Everyone, it seems, is concerned about diversity these days.
No minority actors are nominated for a prestigious award and everyone is up in arms. And they are probably right to be concerned.
However, diversity goes much deeper than skin color. We are all different under the skin and we are all the same. There is much which makes us unique and much which makes us the same. We know this but does it affect our thinking?
When I was an adolescent, mom tried to explain to me that it is not just OK to be different but being different is tremendous.
I didn't get the point. I wanted to be just like everyone else in my class and the thoughts of any of us being different -- horrors!
By the time I went to college I was thinking for myself and resisted the pressure to fit into the mold of my major course of study. The truth is, I was too busy finding out who I was and delighted when I discovered something new that I could do.
Today, I think my generation's brains must be tired. We want to pigeon hole people. That's an interesting term that comes from the old days when pieces of paper or envelopes were sorted into little boxes set in a wooden case. Many times mail was sorted that way. The act of sorting into those boxes came to be known as "pigeon holing."
Too many times we want to sort people and classify them instead of celebrating what makes them unique.
There are racists but there are also times when many of us broad minded, thinking people see a group of blacks (Negros? African-Americans? In my lifetime, that race has been known by various names of their own choosing) and we think, "I better get away from these people. I don't know what trouble they might be up to."
That happened to me last week in a McDonald's in Collinsville, Illinois. Then, as soon as the thought came into my mind, I was embarrassed by it. I didn't know those people. If they had been white, I would have probably smiled and thought, "They are having a good time. How nice!"
It's not just races. Think in terms of politics.
What do you think about Republicans? That they are hard-working and rich? Maybe you think of Watergate and other terms come to mind.
What comes to mind when you think about Democrats? That they are socialists? That they are blue collar middle class people? That they want to take your tax money and give it to people who don't want to work for a living or maybe you think in more positive terms, that the Democrats want to help people who cannot help themselves.

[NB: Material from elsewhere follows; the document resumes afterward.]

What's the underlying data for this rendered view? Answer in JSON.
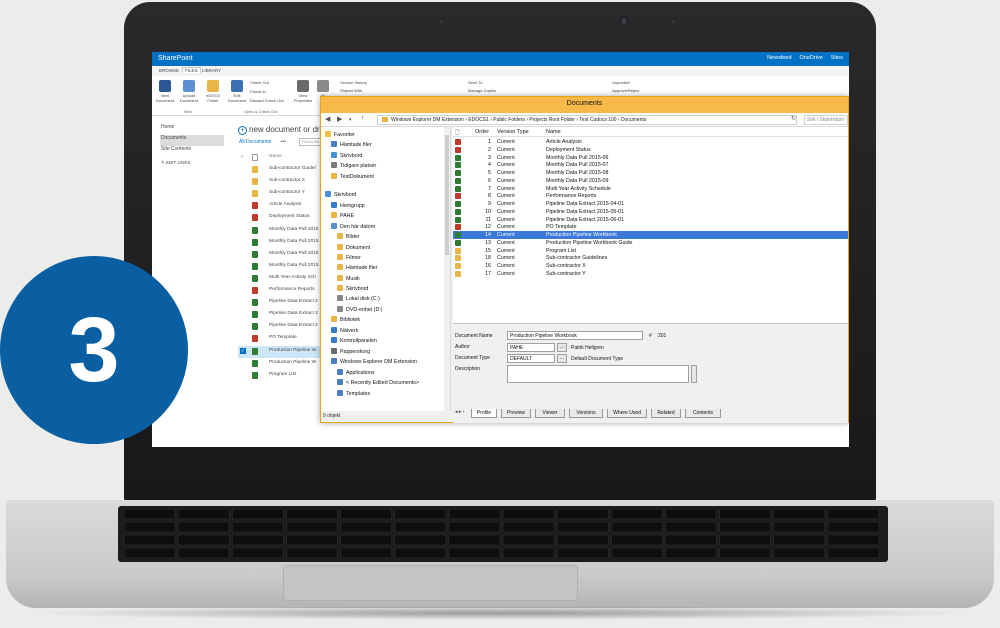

Now, think about your friends, people you respect. Are they all Democrats or are they all Republicans?
I just bet you have friends who do not fit your generalizations of Democrats or Republicans.
Children are the best illustrations of diversity.
It's amazing that adults often try to classify children in terms of other adults in the family.
"You're just like your father!" But the little boy isn't.
"You're just like your mother!" Want to bet?
One of the good things about our mobile society is that children are no longer judged by their families.
It used to be said, "Well, what do you expect? He's a Smith (or Jones of Phillips.)"
I am certainly not a perfect dad but one of the things my wife and I did right was to help our children discover who they were as individuals.
Oh, sure, we had our struggles over school. "You will do your homework!" Over friends. "Who are you going to be with? When will you be home? No, that is too late on a school night. Be home by …."
We took the kids to Sunday School and Church.
Now, we have children who have followed completely different paths but they are productive and appreciated members of society. They have their own families, and may I be struck by lightning if I try to pigeon hole our grandchildren. None of them will be "just like" their father or mother or their grandparents for that matter.